Urbanisation is a science devoted to add value to the territory in the sectors including water, power, mobility and green spaces whereas a city is a hub of urbanisation and made up of environment, infrastructure, public spaces, nodes and information network. Due to these challenges and trends, the cities of future have already started working on managing the urban infrastructure and buildings the smart way, writes Prem Narayan, Deputy Director General, Unique Identification Authority of India (UIDAI).
“Wind, water and the sun are well known sources of sustainable energy. Biomass, a source of sustainable energy from organic materials, is less well-known sources of sustainable energy.”
The concept of smart city puts emphasis on the idea that information technology and digital data can make our cities far more efficient. A smart city brings together different parties on a common platform with an aim to initiate projects and activities to make living, working, mobility, public spaces and connectivity more efficient for its citizens.
The Vision of a Smart City
- Livability: Cities that provide clean, healthy living conditions without pollution and congestion.
- Workability: Cities that provide the enabling infrastructure – energy, connectivity, computing, essential services – to compete globally for high-quality jobs.
- Sustainability: Cities that provide services without stealing from future generations.
Essentials for a Smart City
A smart city capable of becoming both environmentally sustainable and attractive to citizens and businesses requires a new kind of intelligent infrastructure — an innovative, open platform based on smart technologies that can help forward-looking cities more predictably integrate a complex suite of services cost-effectively, at pace and at scale.
- Services – Services to the inhabitants in a smart city include hospitals for healthcare, schools for education, sports centres, city hall for administration, police station for security, museum for cultural activities, shops for commercial uses and courts for delivering justice so that overall objective of complete infrastructural facilities is fulfilled.
- Use of Sensor Technology – A smart city can create an efficient and smart services delivery platform for public and municipal workers by installing sensors in the city and to create platforms that allow the share of information and give it for proper use to the public, city managers, businesses and professionals.
- Remote Control Network – An integrated control network which has a common data transmission infrastructure that monitors all the municipal and supply networks of the service companies involved in the project.
- Information and communication Technology – ICT improves the way cities function and communication flows increase the sustainability of cities as it gives people the appropriate information to make well informed decisions.
- Smart Mobility – It is extremely important to ensure availability of open public data for its analysis and onward distribution to its users for the use of colleagues and friends and public at large for smooth mobility.
- Waste to Energy – Wind, water and the sun are well known sources of sustainable energy. Biomass, a source of sustainable energy from organic materials, is less well-known sources of sustainable energy.
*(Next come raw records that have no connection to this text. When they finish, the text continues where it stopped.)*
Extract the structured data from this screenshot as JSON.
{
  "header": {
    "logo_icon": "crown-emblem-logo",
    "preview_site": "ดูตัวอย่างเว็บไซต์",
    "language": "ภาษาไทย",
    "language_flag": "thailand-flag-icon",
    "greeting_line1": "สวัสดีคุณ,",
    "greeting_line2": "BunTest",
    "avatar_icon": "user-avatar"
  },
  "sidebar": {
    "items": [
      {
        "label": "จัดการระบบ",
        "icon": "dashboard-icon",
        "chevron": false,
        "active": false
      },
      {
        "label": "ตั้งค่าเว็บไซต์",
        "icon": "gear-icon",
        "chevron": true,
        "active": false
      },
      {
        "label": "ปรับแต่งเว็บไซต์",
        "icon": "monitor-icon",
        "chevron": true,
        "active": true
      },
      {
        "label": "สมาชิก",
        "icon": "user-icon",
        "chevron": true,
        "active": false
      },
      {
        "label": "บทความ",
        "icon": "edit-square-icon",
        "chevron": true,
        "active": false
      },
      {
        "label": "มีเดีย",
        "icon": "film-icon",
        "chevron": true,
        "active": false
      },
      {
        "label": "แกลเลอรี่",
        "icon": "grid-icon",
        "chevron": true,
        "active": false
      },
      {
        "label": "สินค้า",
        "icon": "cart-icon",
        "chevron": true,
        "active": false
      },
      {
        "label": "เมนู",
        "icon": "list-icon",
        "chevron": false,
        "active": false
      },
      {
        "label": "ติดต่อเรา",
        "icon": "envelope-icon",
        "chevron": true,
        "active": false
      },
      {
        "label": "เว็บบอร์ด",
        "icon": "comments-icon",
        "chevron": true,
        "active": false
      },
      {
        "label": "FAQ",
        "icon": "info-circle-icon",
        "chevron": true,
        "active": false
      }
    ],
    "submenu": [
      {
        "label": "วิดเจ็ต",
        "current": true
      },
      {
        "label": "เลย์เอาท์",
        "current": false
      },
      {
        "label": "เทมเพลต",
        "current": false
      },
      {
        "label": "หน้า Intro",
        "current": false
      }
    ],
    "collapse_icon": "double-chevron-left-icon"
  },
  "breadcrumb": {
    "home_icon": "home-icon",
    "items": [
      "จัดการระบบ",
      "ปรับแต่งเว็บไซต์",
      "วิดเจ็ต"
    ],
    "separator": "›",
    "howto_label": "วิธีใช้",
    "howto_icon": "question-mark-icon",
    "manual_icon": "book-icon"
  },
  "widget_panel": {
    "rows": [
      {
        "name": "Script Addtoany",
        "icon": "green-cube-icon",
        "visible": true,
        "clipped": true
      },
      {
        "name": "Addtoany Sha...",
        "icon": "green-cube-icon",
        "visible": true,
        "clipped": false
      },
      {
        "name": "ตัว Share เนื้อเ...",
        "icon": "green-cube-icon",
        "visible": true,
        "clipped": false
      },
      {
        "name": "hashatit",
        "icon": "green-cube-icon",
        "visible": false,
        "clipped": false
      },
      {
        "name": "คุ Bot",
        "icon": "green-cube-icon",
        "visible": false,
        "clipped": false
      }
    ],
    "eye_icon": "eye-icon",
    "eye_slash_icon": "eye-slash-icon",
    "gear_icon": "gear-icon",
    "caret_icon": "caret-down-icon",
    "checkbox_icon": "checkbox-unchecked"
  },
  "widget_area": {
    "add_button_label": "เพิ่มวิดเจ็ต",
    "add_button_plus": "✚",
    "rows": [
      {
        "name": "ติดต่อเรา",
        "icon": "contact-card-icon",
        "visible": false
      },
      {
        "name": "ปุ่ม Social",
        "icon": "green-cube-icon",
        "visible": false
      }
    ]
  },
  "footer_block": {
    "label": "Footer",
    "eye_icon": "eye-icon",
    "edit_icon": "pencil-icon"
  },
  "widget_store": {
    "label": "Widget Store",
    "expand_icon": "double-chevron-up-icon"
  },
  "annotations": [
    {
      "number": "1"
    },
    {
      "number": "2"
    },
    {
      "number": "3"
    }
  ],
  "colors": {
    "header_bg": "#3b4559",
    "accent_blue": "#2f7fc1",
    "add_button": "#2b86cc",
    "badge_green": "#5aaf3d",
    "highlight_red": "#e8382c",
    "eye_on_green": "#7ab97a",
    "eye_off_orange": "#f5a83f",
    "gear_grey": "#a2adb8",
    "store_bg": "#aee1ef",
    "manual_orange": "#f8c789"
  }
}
- Adoption of Bio-climatic Principles – Applying bio-climatic principles in architectural design in a smart city is when we design a building based on and incorporating the micro climate conditions of a given site aiming to secure comfortable internal climatic conditions (thermal comfort, visual comfort and good quality of internal air) and to minimise energy consumption and utilise renewable energy sources, such as solar, wind, water or geothermal energy.
Smart Cities Mission
In the approach to the ‘Smart Cities Mission’, the objective is to promote cities that provide core infrastructure and give a decent quality of life to its citizens, a clean and sustainable environment and application of ‘smart’ solutions. The Smart Cities Mission was launched on 25th June, 2015. The focus is on sustainable and inclusive development and the idea is to look at compact areas, create a replicable model which will act like a light house to other aspiring cities. The mission is an innovative and new initiative by the Government of India to drive economic growth and improve the quality of life of people by enabling local development and harnessing technology as a means to create smart outcomes for citizens.
Financing Of Smart Cities
The Smart Cities Mission will be operated as a Centrally Sponsored Scheme (CSS) and the Central Government proposes to give financial support to the mission to the extent of Rs 48,000 crores over five years, i.e., on an average Rs 100 crore per city per year.
This is the first time a Ministry of Urban Development programme is using a competitive method to select cities for funding and using a strategy of area-based development. This captures the spirit of ‘competitive and cooperative federalism’.
States and Urban Local Bodies (ULBs) will play a key supportive role in the development of Smart Cities. Smart leadership and vision at this level and ability to act decisively will be important factors determining the success of the mission.
The Smart Cities Mission requires smart people who actively participate in governance and reforms. Citizen involvement is much more than a ceremonial participation in governance. The participation of smart people will be enabled by the Special Purpose Vehicle (SPV) through increasing use of ICT, especially mobile-based tools.
Smart city is an integration of technology to ensure a balance of competing goals of sustainability, citizen well-being and economic development. Smart city is an open platform and Smart living and smart working is possible by empowering people through three means – Inform, Inspire and involve. For the Smart City to be sustainable, it is essential that robust systems on infrastructure services monitoring as well as financial resources generation is in place.